Edible parts: Flowers, leaves, roots and seeds. Leaves can be eaten in any season, when the weather gets hot, the leaves will have a taste bitter. Flowers can be chopped and tossed into salads. The roots can be collected in early spring and again in late fall, when no flower stalks are present. Garlic mustard roots taste very spicy somewhat like horseradish…. yummy! In the fall the seed can be collected and eaten.
These usually appear May and July, you can eat the leaves raw or boiled, they’re high in vitamins and minerals.
Edible parts: The flowers, leaves and seeds are edible. All clover types are known to be part of the paleo diet of the First Nations people. Flowers can be put into teas. Seeds (in autumn) can be collected and eaten as is or roasted and can be ground into flour as well. Leaves can be tossed into salads, omelets, juicing, sandwiches, etc.
Edible parts: The entire plant. Fresh leaves can be used in salads or to make tea. The flower, leaves and root can be dried and stored using it later as a tea or herbs as a nutrient booster. Rubbing fresh leaves on the skin is known to repel mosquitoes, and the entire plant repels rabbits and deer which would compliment and protect your garden.
Use the leaves raw in salads or salsas, or cooked in soups, with rice, or in mixed cooked greens.
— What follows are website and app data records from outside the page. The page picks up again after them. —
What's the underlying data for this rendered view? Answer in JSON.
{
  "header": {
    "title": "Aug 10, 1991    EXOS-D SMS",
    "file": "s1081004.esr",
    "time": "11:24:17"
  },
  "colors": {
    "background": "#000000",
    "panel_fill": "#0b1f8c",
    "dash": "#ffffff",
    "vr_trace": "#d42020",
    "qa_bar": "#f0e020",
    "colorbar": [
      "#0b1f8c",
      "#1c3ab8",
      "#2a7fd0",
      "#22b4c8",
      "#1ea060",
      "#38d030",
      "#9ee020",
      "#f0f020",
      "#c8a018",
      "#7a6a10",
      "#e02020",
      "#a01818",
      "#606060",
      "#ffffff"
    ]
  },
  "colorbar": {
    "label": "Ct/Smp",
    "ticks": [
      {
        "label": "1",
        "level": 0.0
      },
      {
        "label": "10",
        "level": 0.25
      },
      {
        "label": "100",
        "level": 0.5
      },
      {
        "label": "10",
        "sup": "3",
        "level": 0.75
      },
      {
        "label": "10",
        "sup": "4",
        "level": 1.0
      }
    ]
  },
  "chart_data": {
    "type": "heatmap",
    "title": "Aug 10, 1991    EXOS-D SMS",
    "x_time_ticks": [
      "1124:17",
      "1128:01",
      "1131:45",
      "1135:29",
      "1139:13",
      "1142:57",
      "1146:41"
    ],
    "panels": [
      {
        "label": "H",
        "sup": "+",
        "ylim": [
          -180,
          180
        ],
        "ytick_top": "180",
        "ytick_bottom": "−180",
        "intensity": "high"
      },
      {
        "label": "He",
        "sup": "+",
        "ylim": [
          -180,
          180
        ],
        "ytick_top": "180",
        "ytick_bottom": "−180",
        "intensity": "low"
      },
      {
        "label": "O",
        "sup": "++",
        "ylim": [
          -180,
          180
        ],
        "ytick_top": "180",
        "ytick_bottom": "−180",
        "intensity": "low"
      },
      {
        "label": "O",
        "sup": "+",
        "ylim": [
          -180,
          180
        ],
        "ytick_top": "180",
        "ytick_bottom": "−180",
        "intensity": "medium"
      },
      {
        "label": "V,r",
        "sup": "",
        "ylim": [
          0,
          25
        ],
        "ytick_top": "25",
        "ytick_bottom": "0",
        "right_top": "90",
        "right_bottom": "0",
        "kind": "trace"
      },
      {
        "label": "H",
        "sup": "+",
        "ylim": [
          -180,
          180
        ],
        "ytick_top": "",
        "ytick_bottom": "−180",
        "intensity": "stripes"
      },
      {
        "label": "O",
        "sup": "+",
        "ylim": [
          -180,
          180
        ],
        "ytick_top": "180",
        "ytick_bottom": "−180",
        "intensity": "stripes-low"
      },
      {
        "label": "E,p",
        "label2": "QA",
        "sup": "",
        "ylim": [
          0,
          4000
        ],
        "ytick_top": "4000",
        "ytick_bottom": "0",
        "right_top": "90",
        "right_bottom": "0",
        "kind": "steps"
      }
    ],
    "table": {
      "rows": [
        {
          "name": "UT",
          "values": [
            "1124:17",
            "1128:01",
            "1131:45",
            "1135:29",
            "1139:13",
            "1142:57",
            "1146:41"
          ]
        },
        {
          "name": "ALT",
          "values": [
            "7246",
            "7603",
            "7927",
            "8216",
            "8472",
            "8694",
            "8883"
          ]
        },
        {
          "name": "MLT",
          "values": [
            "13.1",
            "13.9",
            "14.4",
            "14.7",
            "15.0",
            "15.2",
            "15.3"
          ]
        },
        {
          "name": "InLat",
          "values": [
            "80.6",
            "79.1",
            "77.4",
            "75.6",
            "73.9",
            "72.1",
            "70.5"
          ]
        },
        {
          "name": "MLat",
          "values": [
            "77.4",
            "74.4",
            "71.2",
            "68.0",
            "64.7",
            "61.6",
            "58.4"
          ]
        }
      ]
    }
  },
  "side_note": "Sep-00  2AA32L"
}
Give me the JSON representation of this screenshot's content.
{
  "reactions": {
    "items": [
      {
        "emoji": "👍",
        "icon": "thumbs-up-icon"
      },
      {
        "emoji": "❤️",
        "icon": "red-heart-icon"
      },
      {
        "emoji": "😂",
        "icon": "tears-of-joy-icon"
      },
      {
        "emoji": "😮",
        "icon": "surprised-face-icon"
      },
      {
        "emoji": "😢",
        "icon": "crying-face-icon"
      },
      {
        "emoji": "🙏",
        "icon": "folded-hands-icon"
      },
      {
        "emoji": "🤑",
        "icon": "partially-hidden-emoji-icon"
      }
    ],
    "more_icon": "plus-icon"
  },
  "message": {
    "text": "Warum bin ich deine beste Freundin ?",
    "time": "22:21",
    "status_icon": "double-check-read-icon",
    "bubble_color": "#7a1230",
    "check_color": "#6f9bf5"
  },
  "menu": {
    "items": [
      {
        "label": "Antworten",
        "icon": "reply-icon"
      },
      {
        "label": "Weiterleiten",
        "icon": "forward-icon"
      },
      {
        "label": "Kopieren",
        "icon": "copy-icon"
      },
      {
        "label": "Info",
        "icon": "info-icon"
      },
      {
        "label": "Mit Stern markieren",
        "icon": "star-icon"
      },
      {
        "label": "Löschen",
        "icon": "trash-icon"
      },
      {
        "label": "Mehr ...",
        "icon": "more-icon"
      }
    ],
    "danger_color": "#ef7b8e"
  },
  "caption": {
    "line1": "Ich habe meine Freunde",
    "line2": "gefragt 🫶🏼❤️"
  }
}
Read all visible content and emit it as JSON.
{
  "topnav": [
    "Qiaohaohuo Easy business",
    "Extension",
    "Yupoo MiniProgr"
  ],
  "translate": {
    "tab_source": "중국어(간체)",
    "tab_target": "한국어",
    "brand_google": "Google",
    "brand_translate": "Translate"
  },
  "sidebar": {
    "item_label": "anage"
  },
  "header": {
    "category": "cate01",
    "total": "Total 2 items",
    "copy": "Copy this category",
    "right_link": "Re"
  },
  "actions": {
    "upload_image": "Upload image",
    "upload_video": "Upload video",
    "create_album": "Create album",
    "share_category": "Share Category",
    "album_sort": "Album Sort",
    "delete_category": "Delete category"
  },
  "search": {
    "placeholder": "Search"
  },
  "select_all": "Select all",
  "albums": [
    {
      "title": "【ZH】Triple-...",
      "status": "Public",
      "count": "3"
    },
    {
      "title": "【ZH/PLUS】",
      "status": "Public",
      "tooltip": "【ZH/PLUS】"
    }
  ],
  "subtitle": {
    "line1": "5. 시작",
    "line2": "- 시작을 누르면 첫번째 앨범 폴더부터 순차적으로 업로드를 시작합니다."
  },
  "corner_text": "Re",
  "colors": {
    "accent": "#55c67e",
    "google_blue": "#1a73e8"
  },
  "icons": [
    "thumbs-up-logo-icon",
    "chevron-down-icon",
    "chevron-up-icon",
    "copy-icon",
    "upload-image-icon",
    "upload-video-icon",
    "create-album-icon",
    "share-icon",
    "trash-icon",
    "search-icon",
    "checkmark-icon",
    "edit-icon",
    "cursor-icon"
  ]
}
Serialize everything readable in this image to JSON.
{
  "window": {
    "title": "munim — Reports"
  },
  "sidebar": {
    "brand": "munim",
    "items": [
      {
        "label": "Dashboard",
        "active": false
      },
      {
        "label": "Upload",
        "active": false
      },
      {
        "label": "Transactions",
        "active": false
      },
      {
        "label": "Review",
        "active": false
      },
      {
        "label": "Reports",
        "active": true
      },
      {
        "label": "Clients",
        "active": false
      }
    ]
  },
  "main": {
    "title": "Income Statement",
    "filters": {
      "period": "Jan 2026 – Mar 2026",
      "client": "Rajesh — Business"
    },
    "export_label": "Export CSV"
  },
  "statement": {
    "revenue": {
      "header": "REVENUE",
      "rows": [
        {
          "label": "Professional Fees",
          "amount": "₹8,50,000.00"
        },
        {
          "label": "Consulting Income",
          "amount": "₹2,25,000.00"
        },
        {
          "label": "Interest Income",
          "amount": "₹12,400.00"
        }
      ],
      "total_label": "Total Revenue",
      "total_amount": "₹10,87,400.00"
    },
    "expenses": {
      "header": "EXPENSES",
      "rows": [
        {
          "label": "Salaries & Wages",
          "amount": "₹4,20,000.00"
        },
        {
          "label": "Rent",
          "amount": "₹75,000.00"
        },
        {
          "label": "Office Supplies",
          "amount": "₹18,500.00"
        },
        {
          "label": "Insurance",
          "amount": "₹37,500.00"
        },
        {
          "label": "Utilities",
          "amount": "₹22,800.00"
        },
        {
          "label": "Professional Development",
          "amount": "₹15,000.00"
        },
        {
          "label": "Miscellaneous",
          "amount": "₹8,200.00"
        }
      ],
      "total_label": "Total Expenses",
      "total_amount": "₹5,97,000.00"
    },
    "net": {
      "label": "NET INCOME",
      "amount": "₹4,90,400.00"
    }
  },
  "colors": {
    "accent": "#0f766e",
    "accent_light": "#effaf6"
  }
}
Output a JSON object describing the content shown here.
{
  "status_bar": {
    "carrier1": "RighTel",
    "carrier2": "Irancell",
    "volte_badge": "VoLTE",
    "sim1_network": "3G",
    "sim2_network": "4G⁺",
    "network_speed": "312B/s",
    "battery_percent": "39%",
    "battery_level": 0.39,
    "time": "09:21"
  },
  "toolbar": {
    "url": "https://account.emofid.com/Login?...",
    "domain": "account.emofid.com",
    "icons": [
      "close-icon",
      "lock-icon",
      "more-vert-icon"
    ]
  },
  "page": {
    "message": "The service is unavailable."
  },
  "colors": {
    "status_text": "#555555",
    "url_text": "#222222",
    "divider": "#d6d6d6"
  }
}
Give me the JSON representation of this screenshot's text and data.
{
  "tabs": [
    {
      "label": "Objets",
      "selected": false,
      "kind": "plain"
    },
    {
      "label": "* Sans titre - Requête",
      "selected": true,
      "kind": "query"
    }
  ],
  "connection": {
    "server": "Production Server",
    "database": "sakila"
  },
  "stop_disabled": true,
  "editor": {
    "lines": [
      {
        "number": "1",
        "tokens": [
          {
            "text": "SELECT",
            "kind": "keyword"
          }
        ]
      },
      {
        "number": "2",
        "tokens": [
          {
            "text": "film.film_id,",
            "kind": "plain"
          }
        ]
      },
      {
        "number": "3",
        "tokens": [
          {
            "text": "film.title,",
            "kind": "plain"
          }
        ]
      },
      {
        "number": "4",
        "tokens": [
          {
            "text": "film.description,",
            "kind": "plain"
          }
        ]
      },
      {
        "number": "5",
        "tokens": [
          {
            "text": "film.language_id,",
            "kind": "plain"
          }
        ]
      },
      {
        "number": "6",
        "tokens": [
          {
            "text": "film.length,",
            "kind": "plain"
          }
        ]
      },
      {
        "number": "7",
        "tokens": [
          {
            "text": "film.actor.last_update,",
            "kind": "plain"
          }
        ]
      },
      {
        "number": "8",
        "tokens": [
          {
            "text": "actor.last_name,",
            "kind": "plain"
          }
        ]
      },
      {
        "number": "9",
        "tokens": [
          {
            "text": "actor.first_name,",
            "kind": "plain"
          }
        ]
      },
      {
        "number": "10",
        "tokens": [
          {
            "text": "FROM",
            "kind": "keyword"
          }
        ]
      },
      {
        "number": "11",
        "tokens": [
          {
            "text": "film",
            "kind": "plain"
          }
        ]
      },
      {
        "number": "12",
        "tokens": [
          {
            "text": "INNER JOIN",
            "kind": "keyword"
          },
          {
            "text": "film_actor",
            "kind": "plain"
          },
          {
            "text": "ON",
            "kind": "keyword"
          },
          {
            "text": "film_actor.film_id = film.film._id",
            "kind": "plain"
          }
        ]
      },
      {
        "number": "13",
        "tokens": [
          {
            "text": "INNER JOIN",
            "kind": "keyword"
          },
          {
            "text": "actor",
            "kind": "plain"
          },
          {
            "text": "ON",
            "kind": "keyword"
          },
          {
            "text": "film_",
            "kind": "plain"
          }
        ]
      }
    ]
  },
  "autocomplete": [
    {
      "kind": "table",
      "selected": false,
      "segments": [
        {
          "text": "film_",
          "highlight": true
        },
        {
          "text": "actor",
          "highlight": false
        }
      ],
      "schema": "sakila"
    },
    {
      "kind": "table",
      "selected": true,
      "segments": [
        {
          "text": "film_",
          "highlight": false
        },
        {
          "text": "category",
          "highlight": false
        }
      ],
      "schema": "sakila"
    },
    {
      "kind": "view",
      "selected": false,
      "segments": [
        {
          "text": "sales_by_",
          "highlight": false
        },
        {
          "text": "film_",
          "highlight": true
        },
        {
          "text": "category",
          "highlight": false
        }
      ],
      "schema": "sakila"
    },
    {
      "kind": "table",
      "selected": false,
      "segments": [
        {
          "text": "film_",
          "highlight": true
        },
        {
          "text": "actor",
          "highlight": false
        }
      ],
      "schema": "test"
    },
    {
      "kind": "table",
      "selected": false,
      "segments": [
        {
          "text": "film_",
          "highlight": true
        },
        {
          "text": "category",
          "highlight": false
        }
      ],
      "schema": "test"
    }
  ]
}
Beach lovage can have a strong flavor and is best used as a seasoning, like parsley, rather than eaten on its own. Beach lovage tastes best before flowers appear, and is also called Scotch lovage, sea lovage, wild celery, and petrushki.